Chef Geoff Buys the Farm

There is a clear and obvious relationship between summer gardens and the food that finds its way to our dinner table. The nexus, while clear, is many times overlooked and undervalued. Little, if any, attention is paid to the obvious dietary and financial benefits of food we produce ourselves. These products are fresher and, many times, avoid the chemical additives present in industrial farms. In addition, buying locally or growing your own eliminates the storage and transportation costs involved in buying fresh items from halfway around the world.

Support of local farmers and the concept of sustainable agriculture is indeed a noble and compelling goal, but what strikes me as ironic is the lack of thought that many give to their own importance in the equation, beyond selecting organic or locally grown produce when they go to the market.
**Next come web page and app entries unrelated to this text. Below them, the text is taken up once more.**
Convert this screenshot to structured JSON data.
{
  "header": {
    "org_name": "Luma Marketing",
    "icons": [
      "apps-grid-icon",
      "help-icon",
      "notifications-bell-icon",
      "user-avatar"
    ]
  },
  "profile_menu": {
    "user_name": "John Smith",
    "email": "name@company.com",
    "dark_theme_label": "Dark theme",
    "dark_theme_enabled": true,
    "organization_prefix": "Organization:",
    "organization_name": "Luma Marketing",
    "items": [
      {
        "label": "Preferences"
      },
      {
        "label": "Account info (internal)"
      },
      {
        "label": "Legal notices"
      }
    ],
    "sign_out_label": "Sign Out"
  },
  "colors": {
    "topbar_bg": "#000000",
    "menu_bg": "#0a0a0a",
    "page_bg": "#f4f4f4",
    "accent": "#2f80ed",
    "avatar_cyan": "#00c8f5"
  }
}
I have always enjoyed vegetable gardening. In years past, when family responsibilities were not so abundant, the wealth of produce from my backyard plot could well provide spaghetti sauce, pickles, and other frozen and canned summer foods to last well into the winter. This profusion was above and beyond the vegetables handed out to friends, family, and neighbors and those consumed during the course of the summer.
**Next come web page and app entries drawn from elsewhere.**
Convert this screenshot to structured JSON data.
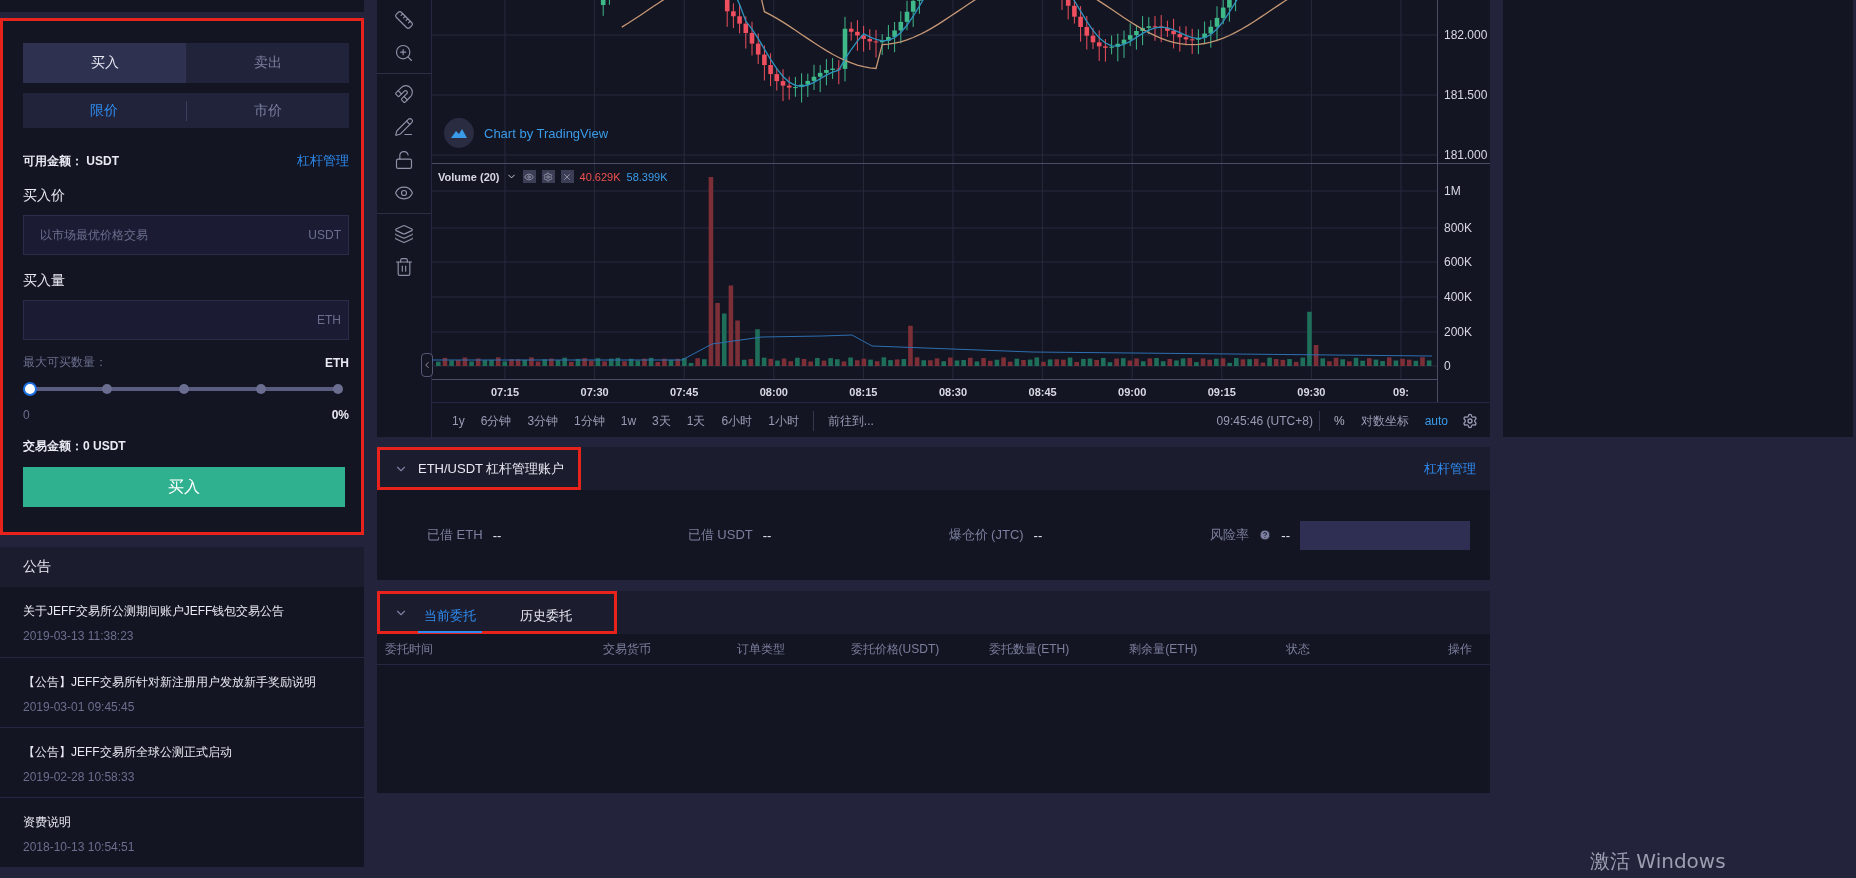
{
  "order_panel": {
    "annotated": true,
    "side_tabs": [
      {
        "label": "买入",
        "selected": true
      },
      {
        "label": "卖出",
        "selected": false
      }
    ],
    "type_tabs": [
      {
        "label": "限价",
        "selected": true
      },
      {
        "label": "市价",
        "selected": false
      }
    ],
    "available": "可用金额： USDT",
    "leverage_link": "杠杆管理",
    "price_label": "买入价",
    "price_field": {
      "placeholder": "以市场最优价格交易",
      "unit": "USDT"
    },
    "amount_label": "买入量",
    "amount_field": {
      "unit": "ETH"
    },
    "max_label": "最大可买数量：",
    "max_unit": "ETH",
    "slider": {
      "level": 0,
      "min_label": "0",
      "percent": "0%"
    },
    "total": "交易金额：0  USDT",
    "submit": "买入"
  },
  "notices": {
    "title": "公告",
    "items": [
      {
        "title": "关于JEFF交易所公测期间账户JEFF钱包交易公告",
        "time": "2019-03-13 11:38:23"
      },
      {
        "title": "【公告】JEFF交易所针对新注册用户发放新手奖励说明",
        "time": "2019-03-01 09:45:45"
      },
      {
        "title": "【公告】JEFF交易所全球公测正式启动",
        "time": "2019-02-28 10:58:33"
      },
      {
        "title": "资费说明",
        "time": "2018-10-13 10:54:51"
      }
    ]
  },
  "chart": {
    "attribution": "Chart by TradingView",
    "price_ticks": [
      "182.000",
      "181.500",
      "181.000"
    ],
    "volume_legend": {
      "label": "Volume (20)",
      "values": [
        {
          "text": "40.629K",
          "color": "#f0504f"
        },
        {
          "text": "58.399K",
          "color": "#3a9be8"
        }
      ]
    },
    "volume_ticks": [
      "1M",
      "800K",
      "600K",
      "400K",
      "200K",
      "0"
    ],
    "time_ticks": [
      "07:15",
      "07:30",
      "07:45",
      "08:00",
      "08:15",
      "08:30",
      "08:45",
      "09:00",
      "09:15",
      "09:30",
      "09:"
    ],
    "intervals": [
      "1y",
      "6分钟",
      "3分钟",
      "1分钟",
      "1w",
      "3天",
      "1天",
      "6小时",
      "1小时"
    ],
    "goto": "前往到...",
    "clock": "09:45:46 (UTC+8)",
    "percent": "%",
    "log_scale": "对数坐标",
    "auto": "auto"
  },
  "margin_account": {
    "expanded": true,
    "annotated": true,
    "title": "ETH/USDT 杠杆管理账户",
    "link": "杠杆管理",
    "stats": [
      {
        "kind": "plain",
        "label": "已借 ETH",
        "value": "--"
      },
      {
        "kind": "plain",
        "label": "已借 USDT",
        "value": "--"
      },
      {
        "kind": "plain",
        "label": "爆仓价 (JTC)",
        "value": "--"
      },
      {
        "kind": "risk",
        "label": "风险率",
        "value": "--"
      }
    ]
  },
  "orders": {
    "expanded": true,
    "annotated": true,
    "tabs": [
      {
        "label": "当前委托",
        "selected": true
      },
      {
        "label": "历史委托",
        "selected": false
      }
    ],
    "columns": [
      "委托时间",
      "交易货币",
      "订单类型",
      "委托价格(USDT)",
      "委托数量(ETH)",
      "剩余量(ETH)",
      "状态",
      "操作"
    ]
  },
  "os_notice": "激活 Windows"
}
In addition to the food itself, knowing that what was being eaten had been grown by my own hand (and precisely what went into that process) gave me great satisfaction. Unfortunately, as I mentioned above, the joint hurdles of family responsibilities and the growth of a neighbor’s tree shading my plot had caused me to drastically curtail my own personal produce-producing proclivities. But, this year, in an epiphany, I realized that the backyard of my office possessed both abundant sunlight and a lawn which could charitably have been classified as having a wealth of weeds.

With that in mind, I set about to do some creative landscaping. After the replacement and relocation of a stone walk and a day of rototilling, a third of the backyard became a 20’x 50’ garden plot. The addition of four cubic yards of mulch has, by and large, kept the weeds at bay.

And, now, I am just beginning to enjoy the vegetables of my labors. Corn, which is required to be knee-high by the Fourth of July, is on schedule to be on level with my ever-increasing waist. The first heads of broccoli have been harvested and consumed and, from the looks of it, tomatoes, eggplant, and peppers are not far behind.

My rekindled green thumb made me start to wonder which is of more benefit: a 10’x 20’ foot strip of grass, or a 10’x 20’ garden of vegetables? The law requires mowing, fertilizing, and weed control. The garden, if done properly, once planted, requires watering and mulching. The grass yields, if properly maintained, a lovely green carpet, while the vegetable garden, pound after pound of pesticide-free produce. I dare say that, with the obvious downside of losing a quarter of your real estate, the advantage goes to the patch of vegetables over the carpet of Kentucky blue grass.

To me, it doesn’t seem to be a difficult decision as I look out over a patch that has everything from red cabbage, broccoli, and Brussels sprouts to half a dozen varieties of peppers, tomatoes, squash, beets, and sweet corn. Would I rather be eating a sun-warmed, ripe tomato picked off the vine or cutting the grass?

Lakewood was once a community made up of homestead farms. Those farms are a mere remnant, now memorialized in various street names in a community of lush green lawns. Wouldn’t it be a wonderful throwback to once again become a farming community with hundreds of patches producing thousands of pounds of fresh produce? Perhaps I am a bit unrealistic, but next spring instead of hearing the noise of lawn mowers, wouldn’t it be a delightful change to hear the sound of rototillers churning away?
Read More on Chef Geoff
Volume 3, Issue 14, Posted 4:23 PM, 06.29.2007